> **Exercise requirements**
The entries below need to be written out exactly, with no pictures included.

━━━━━━

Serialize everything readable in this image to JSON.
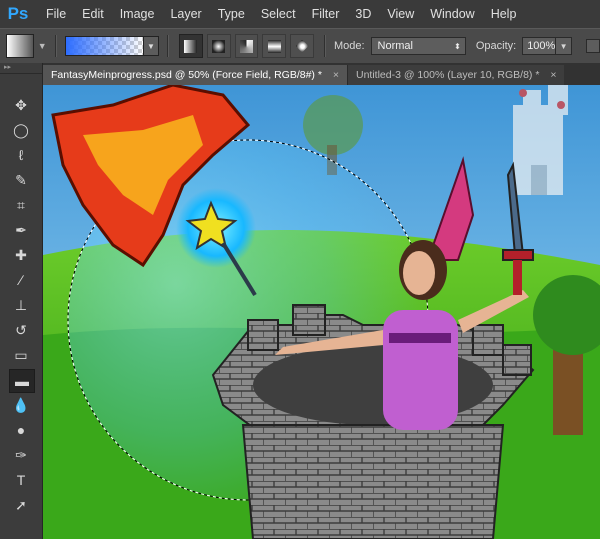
{
  "app": {
    "logo": "Ps"
  },
  "menu": [
    {
      "label": "File",
      "key": "F",
      "rest": "ile"
    },
    {
      "label": "Edit",
      "key": "E",
      "rest": "dit"
    },
    {
      "label": "Image",
      "key": "I",
      "rest": "mage"
    },
    {
      "label": "Layer",
      "key": "L",
      "rest": "ayer"
    },
    {
      "label": "Type",
      "key": "T",
      "rest": "ype"
    },
    {
      "label": "Select",
      "key": "S",
      "rest": "elect"
    },
    {
      "label": "Filter",
      "key": "T",
      "pre": "Fil",
      "rest": "er"
    },
    {
      "label": "3D",
      "key": "3",
      "rest": "D"
    },
    {
      "label": "View",
      "key": "V",
      "rest": "iew"
    },
    {
      "label": "Window",
      "key": "W",
      "rest": "indow"
    },
    {
      "label": "Help",
      "key": "H",
      "rest": "elp"
    }
  ],
  "options": {
    "mode_label": "Mode:",
    "mode_value": "Normal",
    "opacity_label": "Opacity:",
    "opacity_value": "100%",
    "gradient_types": [
      "linear",
      "radial",
      "angle",
      "reflected",
      "diamond"
    ],
    "active_gradient_type": "linear"
  },
  "tabs": [
    {
      "label": "FantasyMeinprogress.psd @ 50% (Force Field, RGB/8#) *",
      "active": true
    },
    {
      "label": "Untitled-3 @ 100% (Layer 10, RGB/8) *",
      "active": false
    }
  ],
  "tools": [
    "move-tool-icon",
    "marquee-tool-icon",
    "lasso-tool-icon",
    "quick-select-tool-icon",
    "crop-tool-icon",
    "eyedropper-tool-icon",
    "spot-healing-tool-icon",
    "brush-tool-icon",
    "clone-stamp-tool-icon",
    "history-brush-tool-icon",
    "eraser-tool-icon",
    "gradient-tool-icon",
    "blur-tool-icon",
    "dodge-tool-icon",
    "pen-tool-icon",
    "type-tool-icon",
    "path-select-tool-icon"
  ],
  "tool_glyphs": [
    "✥",
    "◯",
    "ℓ",
    "✎",
    "⌗",
    "✒",
    "✚",
    "∕",
    "⊥",
    "↺",
    "▭",
    "▬",
    "💧",
    "●",
    "✑",
    "T",
    "➚"
  ],
  "active_tool": "gradient-tool-icon",
  "colors": {
    "accent": "#31a8ff",
    "sky_top": "#4fa3d9",
    "grass": "#3fae1e",
    "forcefield": "#5fcfff"
  }
}
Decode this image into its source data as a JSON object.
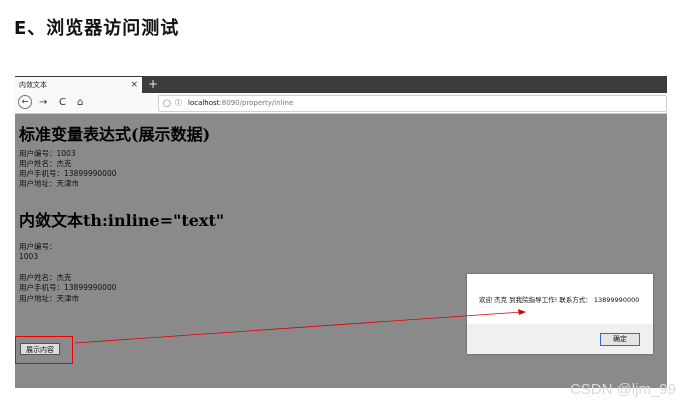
{
  "heading": "E、浏览器访问测试",
  "browser": {
    "tab_title": "内敛文本",
    "tab_close": "×",
    "new_tab": "+",
    "back": "←",
    "forward": "→",
    "reload": "C",
    "home": "⌂",
    "url_host": "localhost",
    "url_rest": ":8090/property/inline"
  },
  "page": {
    "section1_title": "标准变量表达式(展示数据)",
    "section1_lines": [
      "用户编号：1003",
      "用户姓名：杰克",
      "用户手机号：13899990000",
      "用户地址：天津市"
    ],
    "section2_title": "内敛文本th:inline=\"text\"",
    "section2_lines": [
      "用户编号：",
      "1003",
      "用户姓名：杰克",
      "用户手机号：13899990000",
      "用户地址：天津市"
    ],
    "show_button": "展示内容"
  },
  "dialog": {
    "message": "欢迎 杰克 到我院指导工作! 联系方式： 13899990000",
    "ok_button": "确定"
  },
  "watermark": "CSDN @ljm_99",
  "colors": {
    "page_bg": "#8a8a8a",
    "highlight": "#e00000",
    "tabbar": "#3c3c3c"
  }
}
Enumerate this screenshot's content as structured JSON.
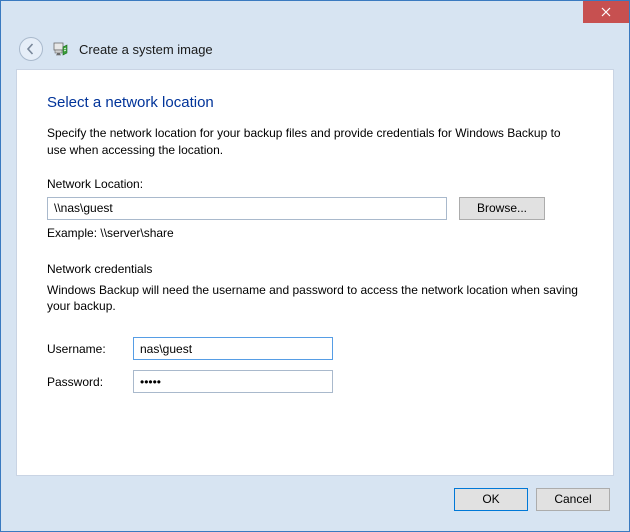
{
  "window": {
    "wizard_title": "Create a system image"
  },
  "page": {
    "heading": "Select a network location",
    "description": "Specify the network location for your backup files and provide credentials for Windows Backup to use when accessing the location.",
    "network_location_label": "Network Location:",
    "network_location_value": "\\\\nas\\guest",
    "browse_label": "Browse...",
    "example_text": "Example: \\\\server\\share",
    "credentials_section_label": "Network credentials",
    "credentials_description": "Windows Backup will need the username and password to access the network location when saving your backup.",
    "username_label": "Username:",
    "username_value": "nas\\guest",
    "password_label": "Password:",
    "password_value": "•••••"
  },
  "buttons": {
    "ok": "OK",
    "cancel": "Cancel"
  }
}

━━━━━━

> **Written reply**
Serialize everything readable in this image to JSON.
{
  "app": {
    "logo": "Ps"
  },
  "menu": [
    {
      "label": "File",
      "key": "F",
      "rest": "ile"
    },
    {
      "label": "Edit",
      "key": "E",
      "rest": "dit"
    },
    {
      "label": "Image",
      "key": "I",
      "rest": "mage"
    },
    {
      "label": "Layer",
      "key": "L",
      "rest": "ayer"
    },
    {
      "label": "Type",
      "key": "T",
      "rest": "ype"
    },
    {
      "label": "Select",
      "key": "S",
      "rest": "elect"
    },
    {
      "label": "Filter",
      "key": "T",
      "pre": "Fil",
      "rest": "er"
    },
    {
      "label": "3D",
      "key": "3",
      "rest": "D"
    },
    {
      "label": "View",
      "key": "V",
      "rest": "iew"
    },
    {
      "label": "Window",
      "key": "W",
      "rest": "indow"
    },
    {
      "label": "Help",
      "key": "H",
      "rest": "elp"
    }
  ],
  "options": {
    "mode_label": "Mode:",
    "mode_value": "Normal",
    "opacity_label": "Opacity:",
    "opacity_value": "100%",
    "gradient_types": [
      "linear",
      "radial",
      "angle",
      "reflected",
      "diamond"
    ],
    "active_gradient_type": "linear"
  },
  "tabs": [
    {
      "label": "FantasyMeinprogress.psd @ 50% (Force Field, RGB/8#) *",
      "active": true
    },
    {
      "label": "Untitled-3 @ 100% (Layer 10, RGB/8) *",
      "active": false
    }
  ],
  "tools": [
    "move-tool-icon",
    "marquee-tool-icon",
    "lasso-tool-icon",
    "quick-select-tool-icon",
    "crop-tool-icon",
    "eyedropper-tool-icon",
    "spot-healing-tool-icon",
    "brush-tool-icon",
    "clone-stamp-tool-icon",
    "history-brush-tool-icon",
    "eraser-tool-icon",
    "gradient-tool-icon",
    "blur-tool-icon",
    "dodge-tool-icon",
    "pen-tool-icon",
    "type-tool-icon",
    "path-select-tool-icon"
  ],
  "tool_glyphs": [
    "✥",
    "◯",
    "ℓ",
    "✎",
    "⌗",
    "✒",
    "✚",
    "∕",
    "⊥",
    "↺",
    "▭",
    "▬",
    "💧",
    "●",
    "✑",
    "T",
    "➚"
  ],
  "active_tool": "gradient-tool-icon",
  "colors": {
    "accent": "#31a8ff",
    "sky_top": "#4fa3d9",
    "grass": "#3fae1e",
    "forcefield": "#5fcfff"
  }
}
Decode this image into its source data as a JSON object.
{
  "heading": "E、浏览器访问测试",
  "browser": {
    "tab_title": "内敛文本",
    "tab_close": "×",
    "new_tab": "+",
    "back": "←",
    "forward": "→",
    "reload": "C",
    "home": "⌂",
    "url_host": "localhost",
    "url_rest": ":8090/property/inline"
  },
  "page": {
    "section1_title": "标准变量表达式(展示数据)",
    "section1_lines": [
      "用户编号：1003",
      "用户姓名：杰克",
      "用户手机号：13899990000",
      "用户地址：天津市"
    ],
    "section2_title": "内敛文本th:inline=\"text\"",
    "section2_lines": [
      "用户编号：",
      "1003",
      "用户姓名：杰克",
      "用户手机号：13899990000",
      "用户地址：天津市"
    ],
    "show_button": "展示内容"
  },
  "dialog": {
    "message": "欢迎 杰克 到我院指导工作! 联系方式： 13899990000",
    "ok_button": "确定"
  },
  "watermark": "CSDN @ljm_99",
  "colors": {
    "page_bg": "#8a8a8a",
    "highlight": "#e00000",
    "tabbar": "#3c3c3c"
  }
}
Enumerate this screenshot's content as structured JSON.
{
  "window": {
    "wizard_title": "Create a system image"
  },
  "page": {
    "heading": "Select a network location",
    "description": "Specify the network location for your backup files and provide credentials for Windows Backup to use when accessing the location.",
    "network_location_label": "Network Location:",
    "network_location_value": "\\\\nas\\guest",
    "browse_label": "Browse...",
    "example_text": "Example: \\\\server\\share",
    "credentials_section_label": "Network credentials",
    "credentials_description": "Windows Backup will need the username and password to access the network location when saving your backup.",
    "username_label": "Username:",
    "username_value": "nas\\guest",
    "password_label": "Password:",
    "password_value": "•••••"
  },
  "buttons": {
    "ok": "OK",
    "cancel": "Cancel"
  }
}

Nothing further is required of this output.